BLACKSBURG, Va., October 17, 2016—Senator John Edwards visited a Virginia Tech spin off biotech company that licensed technology from the Nutritional Immunology and Molecular Medicine Laboratory (NIMML) at the Biocomplexity Institute of Virginia Tech.

“The various projects led by Dr. Bassaganya-Riera will continue to bring new biotech jobs to Montgomery County” Edwards said. “NIMML’s innovative technologies help develop safer and more effective therapies for Crohn’s disease and represent a huge potential for the region. My office will continue to help bring new, good paying jobs to Virginia and drive innovation through the BioHealth Capital Region.”
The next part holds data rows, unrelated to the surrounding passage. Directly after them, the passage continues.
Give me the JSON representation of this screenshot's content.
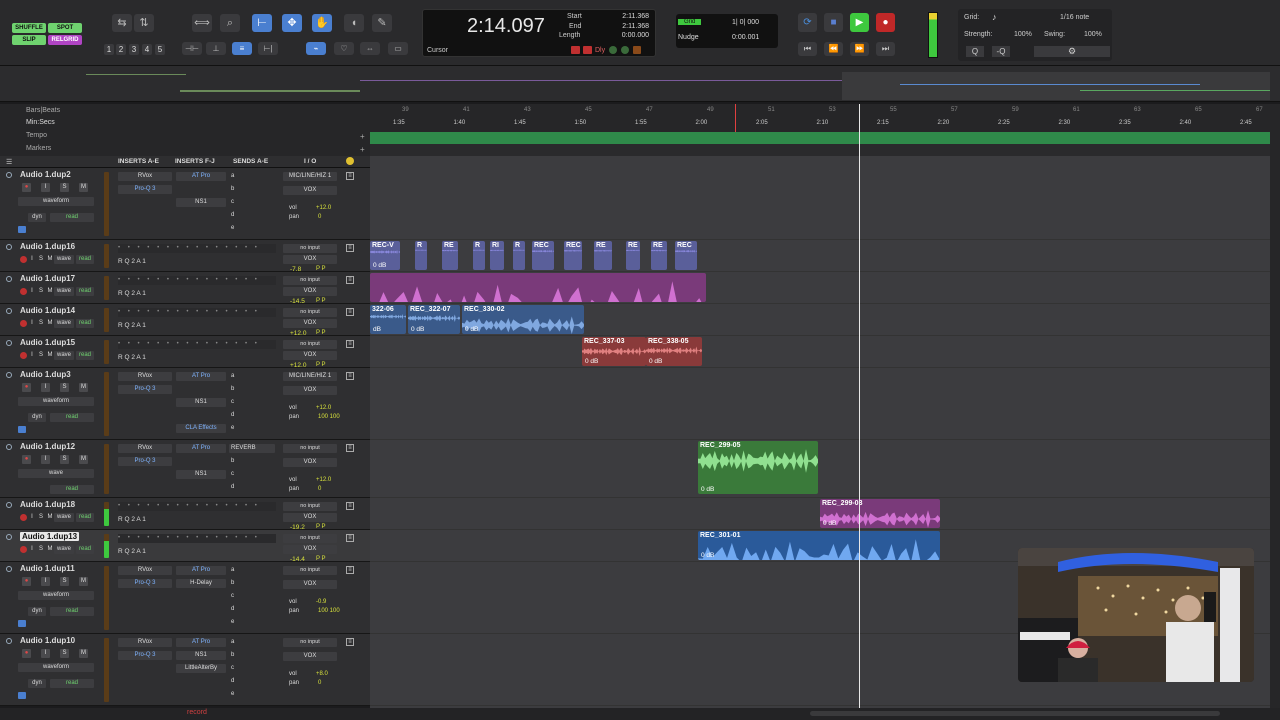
{
  "edit_modes": [
    "SHUFFLE",
    "SPOT",
    "SLIP",
    "RELGRID"
  ],
  "numkeys": [
    "1",
    "2",
    "3",
    "4",
    "5"
  ],
  "counter": {
    "main": "2:14.097",
    "start_label": "Start",
    "start": "2:11.368",
    "end_label": "End",
    "end": "2:11.368",
    "length_label": "Length",
    "length": "0:00.000",
    "cursor_label": "Cursor",
    "dly_label": "Dly"
  },
  "grid": {
    "grid_label": "Grid",
    "grid_value": "1| 0| 000",
    "nudge_label": "Nudge",
    "nudge_value": "0:00.001"
  },
  "groove": {
    "grid_label": "Grid:",
    "grid_value": "1/16 note",
    "strength_label": "Strength:",
    "strength": "100%",
    "swing_label": "Swing:",
    "swing": "100%"
  },
  "rulers": {
    "bars": "Bars|Beats",
    "minsecs": "Min:Secs",
    "tempo": "Tempo",
    "markers": "Markers",
    "bar_ticks": [
      "39",
      "41",
      "43",
      "45",
      "47",
      "49",
      "51",
      "53",
      "55",
      "57",
      "59",
      "61",
      "63",
      "65",
      "67"
    ],
    "time_ticks": [
      "1:35",
      "1:40",
      "1:45",
      "1:50",
      "1:55",
      "2:00",
      "2:05",
      "2:10",
      "2:15",
      "2:20",
      "2:25",
      "2:30",
      "2:35",
      "2:40",
      "2:45"
    ]
  },
  "columns": {
    "inserts_ae": "INSERTS A-E",
    "inserts_fj": "INSERTS F-J",
    "sends_ae": "SENDS A-E",
    "io": "I / O"
  },
  "tracks": [
    {
      "name": "Audio 1.dup2",
      "view": "waveform",
      "auto": "read",
      "dyn": "dyn",
      "ins": [
        "RVox",
        "Pro-Q 3",
        "",
        "",
        ""
      ],
      "insfj": [
        "AT Pro",
        "",
        "NS1",
        "",
        ""
      ],
      "sends": [
        "a",
        "b",
        "c",
        "d",
        "e"
      ],
      "in": "MIC/LINE/HIZ 1",
      "out": "VOX",
      "vol": "+12.0",
      "pan": "0"
    },
    {
      "name": "Audio 1.dup16",
      "view": "wave",
      "auto": "read",
      "in": "no input",
      "out": "VOX",
      "vol": "-7.8"
    },
    {
      "name": "Audio 1.dup17",
      "view": "wave",
      "auto": "read",
      "in": "no input",
      "out": "VOX",
      "vol": "-14.5"
    },
    {
      "name": "Audio 1.dup14",
      "view": "wave",
      "auto": "read",
      "in": "no input",
      "out": "VOX",
      "vol": "+12.0"
    },
    {
      "name": "Audio 1.dup15",
      "view": "wave",
      "auto": "read",
      "in": "no input",
      "out": "VOX",
      "vol": "+12.0"
    },
    {
      "name": "Audio 1.dup3",
      "view": "waveform",
      "auto": "read",
      "dyn": "dyn",
      "ins": [
        "RVox",
        "Pro-Q 3",
        "",
        "",
        ""
      ],
      "insfj": [
        "AT Pro",
        "",
        "NS1",
        "",
        "CLA Effects"
      ],
      "sends": [
        "a",
        "b",
        "c",
        "d",
        "e"
      ],
      "in": "MIC/LINE/HIZ 1",
      "out": "VOX",
      "vol": "+12.0",
      "pan": "100 100"
    },
    {
      "name": "Audio 1.dup12",
      "view": "wave",
      "auto": "read",
      "ins": [
        "RVox",
        "Pro-Q 3",
        "",
        "",
        ""
      ],
      "insfj": [
        "AT Pro",
        "",
        "NS1",
        "",
        ""
      ],
      "sends": [
        "REVERB",
        "b",
        "c",
        "d",
        ""
      ],
      "in": "no input",
      "out": "VOX",
      "vol": "+12.0",
      "pan": "0"
    },
    {
      "name": "Audio 1.dup18",
      "view": "wave",
      "auto": "read",
      "in": "no input",
      "out": "VOX",
      "vol": "-19.2"
    },
    {
      "name": "Audio 1.dup13",
      "view": "wave",
      "auto": "read",
      "in": "no input",
      "out": "VOX",
      "vol": "-14.4"
    },
    {
      "name": "Audio 1.dup11",
      "view": "waveform",
      "auto": "read",
      "dyn": "dyn",
      "ins": [
        "RVox",
        "Pro-Q 3",
        "",
        "",
        ""
      ],
      "insfj": [
        "AT Pro",
        "H-Delay",
        "",
        "",
        ""
      ],
      "sends": [
        "a",
        "b",
        "c",
        "d",
        "e"
      ],
      "in": "no input",
      "out": "VOX",
      "vol": "-0.9",
      "pan": "100 100"
    },
    {
      "name": "Audio 1.dup10",
      "view": "waveform",
      "auto": "read",
      "dyn": "dyn",
      "ins": [
        "RVox",
        "Pro-Q 3",
        "",
        "",
        ""
      ],
      "insfj": [
        "AT Pro",
        "NS1",
        "LittleAlterBy",
        "",
        ""
      ],
      "sends": [
        "a",
        "b",
        "c",
        "d",
        "e"
      ],
      "in": "no input",
      "out": "VOX",
      "vol": "+8.0",
      "pan": "0"
    }
  ],
  "clips": {
    "dup16": [
      "REC-V",
      "R",
      "RE",
      "R",
      "RI",
      "R",
      "REC",
      "REC",
      "RE",
      "RE",
      "RE",
      "REC"
    ],
    "dup14": [
      "322-06",
      "REC_322-07",
      "REC_330-02"
    ],
    "dup15": [
      "REC_337-03",
      "REC_338-05"
    ],
    "dup12": [
      "REC_299-05"
    ],
    "dup18": [
      "REC_299-03"
    ],
    "dup13": [
      "REC_301-01"
    ],
    "gain": "0 dB",
    "gain_short": "dB"
  },
  "status": {
    "record": "record"
  },
  "colors": {
    "blue": "#5a6fc8",
    "purple": "#a04aa8",
    "green": "#5aa860",
    "red": "#b84848",
    "steel": "#4a78b8",
    "cursor": "#e8e8e8"
  }
}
Edwards received a firsthand look at the technology developed by Dr. Bassaganya-Riera’s team. During his tour of the laboratory, Senator Edwards met with Dr. Josep Bassaganya-Riera, the Director of NIMML to discuss the current progress and future plans for developing new oral therapeutics for Crohn’s disease and ulcerative colitis, which are the two clinical forms of inflammatory bowel disease (IBD). Although there is a genetic predisposition to developing IBD, there is no known cause or cure. Treatment requires lifelong medical care for many patients and involves the suppression of the body’s excessive inflammatory response.

“There is an unmet clinical need for safer and more effective therapeutics for IBD,” said Dr. Josep Bassaganya-Riera, “The core technology is a new mechanism of action implicated in suppressing gut inflammation during IBD. Our team has validated new therapeutic pathways and developed oral drugs that act locally in the gut to treat IBD. In terms of efficacy and safety, the lanthionine synthetase C-like 2 (LANCL2) technology leads the forefront of translational research and outperforms drugs currently in the market as well as investigational new drugs.”

In silico clinical trials in combination with preclinical and clinical drug development efforts represent important pioneering steps towards accelerating the path to cures in IBD. Mechanistic and data driven modeling can optimize innovation and help address unmet clinical needs for more individualized therapeutic and prophylactic approaches in IBD.